The text as transcribed by the Navy Department Library reads:

THIS IS ANN…..she drinks blood!

Her full name is Anopheles Mosquito and she’s dying to meet you. Her trade is dishing out MALARIA! If you’ll take a look at the map below you can see where she hangs out.

She can knock you flat so you’re no good to your country, your outfit or yourself. You’ve got the dope, the nets and stuff to lick her if you will USE IT.

Use a little horse sense and you can lick Ann. Get sloppy and careless about her and she’ll bat you down just as surely as a bomb, a bullet or a shell.

This text is taken from a booklet done by Theodor Geisel to train soldiers or sailors during the war. Cartoon educational materials were probably fairly effective. Newspaper cartoons were very popular at the time and the average GI was very young. Many (if not most) of these soldiers/sailors dropped out of school, often in grade school, to work during the Great Depression so educational materials had to be targeted at a lower reading level that modern military materials.

Since this is now a 60+ year old government publication, I will assume that its public domain.
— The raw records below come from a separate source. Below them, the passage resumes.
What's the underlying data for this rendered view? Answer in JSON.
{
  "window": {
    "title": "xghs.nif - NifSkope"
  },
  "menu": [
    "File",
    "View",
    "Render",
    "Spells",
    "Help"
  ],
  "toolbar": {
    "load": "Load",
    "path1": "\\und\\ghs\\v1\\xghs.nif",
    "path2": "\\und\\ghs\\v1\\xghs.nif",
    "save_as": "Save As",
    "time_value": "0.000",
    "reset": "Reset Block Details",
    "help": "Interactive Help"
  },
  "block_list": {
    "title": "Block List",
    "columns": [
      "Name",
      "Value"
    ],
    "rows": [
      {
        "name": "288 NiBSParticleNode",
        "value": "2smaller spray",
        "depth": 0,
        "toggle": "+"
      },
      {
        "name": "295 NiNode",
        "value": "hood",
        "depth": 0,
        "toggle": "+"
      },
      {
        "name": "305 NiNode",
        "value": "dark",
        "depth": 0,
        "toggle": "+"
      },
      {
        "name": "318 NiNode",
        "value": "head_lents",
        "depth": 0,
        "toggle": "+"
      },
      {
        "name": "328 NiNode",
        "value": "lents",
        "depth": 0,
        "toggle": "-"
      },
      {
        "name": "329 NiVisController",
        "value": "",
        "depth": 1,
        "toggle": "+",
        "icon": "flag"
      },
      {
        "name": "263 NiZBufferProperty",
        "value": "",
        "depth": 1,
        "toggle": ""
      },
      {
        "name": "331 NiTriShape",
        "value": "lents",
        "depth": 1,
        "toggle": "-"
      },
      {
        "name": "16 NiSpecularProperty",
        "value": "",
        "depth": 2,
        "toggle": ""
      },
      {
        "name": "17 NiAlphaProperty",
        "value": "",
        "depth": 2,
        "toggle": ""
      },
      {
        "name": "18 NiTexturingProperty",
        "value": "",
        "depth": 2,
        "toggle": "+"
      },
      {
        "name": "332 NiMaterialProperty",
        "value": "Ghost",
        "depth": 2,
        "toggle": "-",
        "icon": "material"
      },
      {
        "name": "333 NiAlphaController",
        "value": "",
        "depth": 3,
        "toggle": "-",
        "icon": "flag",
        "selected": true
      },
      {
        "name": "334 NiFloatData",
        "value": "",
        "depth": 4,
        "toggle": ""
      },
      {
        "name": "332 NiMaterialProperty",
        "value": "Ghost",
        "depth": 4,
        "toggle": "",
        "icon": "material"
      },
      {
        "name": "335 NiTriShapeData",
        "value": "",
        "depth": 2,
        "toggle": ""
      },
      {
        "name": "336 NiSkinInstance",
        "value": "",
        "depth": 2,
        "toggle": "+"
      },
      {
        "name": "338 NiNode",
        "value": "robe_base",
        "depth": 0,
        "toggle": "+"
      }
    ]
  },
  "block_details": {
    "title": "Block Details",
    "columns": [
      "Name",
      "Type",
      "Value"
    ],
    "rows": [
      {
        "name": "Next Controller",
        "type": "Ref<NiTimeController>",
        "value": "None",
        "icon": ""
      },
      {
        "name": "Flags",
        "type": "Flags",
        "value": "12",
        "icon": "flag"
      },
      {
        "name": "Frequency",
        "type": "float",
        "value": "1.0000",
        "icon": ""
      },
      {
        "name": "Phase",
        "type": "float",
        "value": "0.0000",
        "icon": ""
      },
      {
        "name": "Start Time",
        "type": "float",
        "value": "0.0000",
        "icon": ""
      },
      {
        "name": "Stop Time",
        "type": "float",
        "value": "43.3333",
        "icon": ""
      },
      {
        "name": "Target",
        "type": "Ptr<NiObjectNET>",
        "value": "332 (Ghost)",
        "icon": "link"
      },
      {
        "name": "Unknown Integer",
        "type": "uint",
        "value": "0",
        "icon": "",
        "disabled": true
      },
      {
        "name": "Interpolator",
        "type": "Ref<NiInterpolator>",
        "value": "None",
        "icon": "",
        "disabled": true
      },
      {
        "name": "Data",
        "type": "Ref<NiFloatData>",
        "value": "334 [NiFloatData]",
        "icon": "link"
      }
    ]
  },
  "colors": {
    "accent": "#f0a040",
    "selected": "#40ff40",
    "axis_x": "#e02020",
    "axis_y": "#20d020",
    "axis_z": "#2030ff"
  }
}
I found this at the Young Dipterists website. “What to do about Ann” was apparently a header on each page after the first page. I’ve tried to reproduce it as well as I could. The site appears to be missing the last page(s) since the last page has a “turn the page”.